» TASK ITEM:
Scan the following material for the string "folder" and copy each line in which it appears.

==== AVAILABLE RECORDS

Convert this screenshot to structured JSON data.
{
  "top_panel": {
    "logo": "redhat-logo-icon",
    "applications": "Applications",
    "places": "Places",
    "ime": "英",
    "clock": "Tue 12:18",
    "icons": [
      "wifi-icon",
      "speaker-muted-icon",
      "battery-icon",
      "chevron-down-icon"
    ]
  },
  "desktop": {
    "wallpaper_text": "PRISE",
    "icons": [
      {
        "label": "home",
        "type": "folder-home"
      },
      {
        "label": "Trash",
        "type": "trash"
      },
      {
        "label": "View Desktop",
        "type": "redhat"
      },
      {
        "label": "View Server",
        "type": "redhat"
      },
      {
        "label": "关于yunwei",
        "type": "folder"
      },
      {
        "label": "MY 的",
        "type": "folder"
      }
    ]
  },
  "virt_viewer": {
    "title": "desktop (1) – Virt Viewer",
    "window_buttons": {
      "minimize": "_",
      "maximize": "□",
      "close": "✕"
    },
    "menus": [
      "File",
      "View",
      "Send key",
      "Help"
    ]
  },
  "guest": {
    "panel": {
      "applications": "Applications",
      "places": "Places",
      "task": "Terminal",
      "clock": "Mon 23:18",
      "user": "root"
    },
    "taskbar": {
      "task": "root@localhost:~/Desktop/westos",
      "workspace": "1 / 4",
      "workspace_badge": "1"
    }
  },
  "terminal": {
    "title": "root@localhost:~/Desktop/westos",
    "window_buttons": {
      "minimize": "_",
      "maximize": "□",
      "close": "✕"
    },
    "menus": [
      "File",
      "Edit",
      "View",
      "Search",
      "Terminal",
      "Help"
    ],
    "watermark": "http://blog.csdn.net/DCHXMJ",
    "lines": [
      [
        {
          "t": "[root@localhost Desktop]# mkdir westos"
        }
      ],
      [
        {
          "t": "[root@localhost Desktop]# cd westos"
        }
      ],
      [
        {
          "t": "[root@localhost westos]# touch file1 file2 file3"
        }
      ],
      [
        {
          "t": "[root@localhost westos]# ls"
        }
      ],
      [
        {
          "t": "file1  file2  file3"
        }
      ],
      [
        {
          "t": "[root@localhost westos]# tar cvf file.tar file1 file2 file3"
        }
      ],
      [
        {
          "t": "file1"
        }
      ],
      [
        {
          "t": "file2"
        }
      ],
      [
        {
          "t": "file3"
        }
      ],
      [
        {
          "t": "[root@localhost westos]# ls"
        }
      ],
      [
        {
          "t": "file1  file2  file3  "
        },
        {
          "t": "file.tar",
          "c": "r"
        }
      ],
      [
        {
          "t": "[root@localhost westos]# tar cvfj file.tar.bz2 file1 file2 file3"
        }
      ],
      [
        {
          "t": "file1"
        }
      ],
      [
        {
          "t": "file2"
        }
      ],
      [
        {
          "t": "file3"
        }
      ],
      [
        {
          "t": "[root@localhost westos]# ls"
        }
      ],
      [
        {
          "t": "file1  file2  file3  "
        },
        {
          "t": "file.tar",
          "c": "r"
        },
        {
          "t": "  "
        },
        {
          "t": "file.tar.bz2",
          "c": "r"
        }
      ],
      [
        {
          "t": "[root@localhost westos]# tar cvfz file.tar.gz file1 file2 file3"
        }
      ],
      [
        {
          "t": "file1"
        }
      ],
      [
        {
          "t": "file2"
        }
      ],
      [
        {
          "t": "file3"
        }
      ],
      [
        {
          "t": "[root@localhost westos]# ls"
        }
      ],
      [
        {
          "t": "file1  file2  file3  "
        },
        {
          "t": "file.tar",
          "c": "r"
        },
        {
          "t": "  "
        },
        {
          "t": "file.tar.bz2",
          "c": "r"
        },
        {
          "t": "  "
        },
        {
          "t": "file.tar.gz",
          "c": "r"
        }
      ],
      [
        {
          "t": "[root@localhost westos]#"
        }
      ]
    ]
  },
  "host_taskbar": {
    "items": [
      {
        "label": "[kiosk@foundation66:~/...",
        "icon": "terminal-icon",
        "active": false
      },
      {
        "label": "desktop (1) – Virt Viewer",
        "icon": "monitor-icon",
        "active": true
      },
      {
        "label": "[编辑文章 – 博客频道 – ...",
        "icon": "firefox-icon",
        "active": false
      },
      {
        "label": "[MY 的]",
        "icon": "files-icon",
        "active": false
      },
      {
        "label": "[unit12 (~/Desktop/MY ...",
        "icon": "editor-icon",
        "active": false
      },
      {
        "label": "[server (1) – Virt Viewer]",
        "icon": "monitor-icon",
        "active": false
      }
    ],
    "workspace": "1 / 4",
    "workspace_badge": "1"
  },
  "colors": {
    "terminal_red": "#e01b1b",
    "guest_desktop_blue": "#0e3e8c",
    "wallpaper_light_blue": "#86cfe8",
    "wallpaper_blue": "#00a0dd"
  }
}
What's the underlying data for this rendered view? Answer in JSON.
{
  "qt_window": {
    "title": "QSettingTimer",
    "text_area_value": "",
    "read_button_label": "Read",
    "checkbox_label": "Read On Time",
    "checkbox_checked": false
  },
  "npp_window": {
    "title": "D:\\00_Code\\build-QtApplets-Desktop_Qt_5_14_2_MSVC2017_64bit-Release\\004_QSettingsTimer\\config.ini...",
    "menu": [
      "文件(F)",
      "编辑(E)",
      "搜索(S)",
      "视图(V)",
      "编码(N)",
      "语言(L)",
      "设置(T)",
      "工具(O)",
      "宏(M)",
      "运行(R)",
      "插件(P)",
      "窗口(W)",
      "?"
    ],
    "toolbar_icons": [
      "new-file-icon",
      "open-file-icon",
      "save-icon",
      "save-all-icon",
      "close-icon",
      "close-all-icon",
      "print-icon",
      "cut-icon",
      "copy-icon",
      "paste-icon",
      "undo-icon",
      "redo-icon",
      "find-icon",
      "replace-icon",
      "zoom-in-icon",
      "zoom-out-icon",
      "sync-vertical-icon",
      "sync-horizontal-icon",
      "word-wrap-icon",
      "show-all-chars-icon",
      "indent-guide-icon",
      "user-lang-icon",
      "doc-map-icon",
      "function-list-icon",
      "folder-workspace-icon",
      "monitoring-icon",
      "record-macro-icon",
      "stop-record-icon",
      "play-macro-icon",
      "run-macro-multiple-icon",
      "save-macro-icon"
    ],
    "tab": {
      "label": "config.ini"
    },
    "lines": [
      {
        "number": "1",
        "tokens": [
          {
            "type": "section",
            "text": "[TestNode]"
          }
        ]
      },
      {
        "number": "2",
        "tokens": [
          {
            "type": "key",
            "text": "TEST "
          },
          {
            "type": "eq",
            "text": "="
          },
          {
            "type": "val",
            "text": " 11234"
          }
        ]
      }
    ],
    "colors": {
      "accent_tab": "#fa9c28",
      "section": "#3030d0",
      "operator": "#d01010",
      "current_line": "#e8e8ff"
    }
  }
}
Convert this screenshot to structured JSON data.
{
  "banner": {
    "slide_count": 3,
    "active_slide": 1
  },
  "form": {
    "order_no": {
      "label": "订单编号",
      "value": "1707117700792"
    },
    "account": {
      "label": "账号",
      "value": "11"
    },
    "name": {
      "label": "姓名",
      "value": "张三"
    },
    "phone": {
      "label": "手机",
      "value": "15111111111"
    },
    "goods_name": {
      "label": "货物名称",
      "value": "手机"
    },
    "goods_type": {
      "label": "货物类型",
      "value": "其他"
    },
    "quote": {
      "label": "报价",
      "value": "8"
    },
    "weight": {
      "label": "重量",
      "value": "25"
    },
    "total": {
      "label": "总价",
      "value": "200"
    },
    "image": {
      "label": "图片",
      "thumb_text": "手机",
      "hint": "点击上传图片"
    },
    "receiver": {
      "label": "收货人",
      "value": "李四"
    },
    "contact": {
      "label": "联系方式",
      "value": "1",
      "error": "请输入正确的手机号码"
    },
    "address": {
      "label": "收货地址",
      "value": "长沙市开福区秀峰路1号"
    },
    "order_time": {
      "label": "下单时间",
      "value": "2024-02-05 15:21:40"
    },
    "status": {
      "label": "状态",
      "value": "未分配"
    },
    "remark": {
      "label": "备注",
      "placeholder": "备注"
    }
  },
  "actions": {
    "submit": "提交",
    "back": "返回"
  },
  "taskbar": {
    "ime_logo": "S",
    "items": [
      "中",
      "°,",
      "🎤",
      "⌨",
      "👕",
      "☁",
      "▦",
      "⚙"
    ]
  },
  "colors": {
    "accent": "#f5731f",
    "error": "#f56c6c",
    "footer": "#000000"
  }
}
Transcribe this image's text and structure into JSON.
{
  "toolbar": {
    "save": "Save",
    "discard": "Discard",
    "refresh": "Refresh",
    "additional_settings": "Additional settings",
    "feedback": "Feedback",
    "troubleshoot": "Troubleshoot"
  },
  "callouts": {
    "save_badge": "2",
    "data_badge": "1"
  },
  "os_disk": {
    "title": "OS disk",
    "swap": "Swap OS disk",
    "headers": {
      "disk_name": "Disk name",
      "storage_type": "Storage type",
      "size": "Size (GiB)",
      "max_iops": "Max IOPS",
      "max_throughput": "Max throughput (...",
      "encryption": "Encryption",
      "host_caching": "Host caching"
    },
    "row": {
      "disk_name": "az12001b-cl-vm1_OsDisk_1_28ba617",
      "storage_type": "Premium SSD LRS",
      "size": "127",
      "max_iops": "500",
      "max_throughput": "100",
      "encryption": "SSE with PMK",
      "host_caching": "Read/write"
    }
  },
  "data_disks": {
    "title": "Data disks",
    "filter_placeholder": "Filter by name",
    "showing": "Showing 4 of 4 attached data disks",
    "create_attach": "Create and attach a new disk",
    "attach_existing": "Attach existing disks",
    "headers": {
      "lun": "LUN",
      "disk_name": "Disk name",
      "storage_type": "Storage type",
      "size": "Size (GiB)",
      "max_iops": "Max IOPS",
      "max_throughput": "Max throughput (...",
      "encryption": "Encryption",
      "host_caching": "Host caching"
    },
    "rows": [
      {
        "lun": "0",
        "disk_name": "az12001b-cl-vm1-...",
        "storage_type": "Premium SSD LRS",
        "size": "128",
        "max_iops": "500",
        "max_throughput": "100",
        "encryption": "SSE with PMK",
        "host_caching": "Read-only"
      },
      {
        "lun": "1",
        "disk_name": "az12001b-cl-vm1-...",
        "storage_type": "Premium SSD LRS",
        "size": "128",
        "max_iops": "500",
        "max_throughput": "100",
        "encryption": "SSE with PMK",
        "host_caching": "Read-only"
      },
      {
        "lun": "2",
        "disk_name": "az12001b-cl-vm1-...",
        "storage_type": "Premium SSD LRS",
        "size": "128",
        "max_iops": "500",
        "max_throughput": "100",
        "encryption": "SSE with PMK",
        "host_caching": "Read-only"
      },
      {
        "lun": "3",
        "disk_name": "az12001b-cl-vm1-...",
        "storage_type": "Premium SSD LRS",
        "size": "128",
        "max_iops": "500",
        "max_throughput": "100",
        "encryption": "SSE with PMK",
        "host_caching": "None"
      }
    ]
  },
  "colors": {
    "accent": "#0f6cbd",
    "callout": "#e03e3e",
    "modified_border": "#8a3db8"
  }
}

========

» EXPECTED ANSWER:
        "type": "folder-home"
        "type": "folder"
        "type": "folder"
      "folder-workspace-icon",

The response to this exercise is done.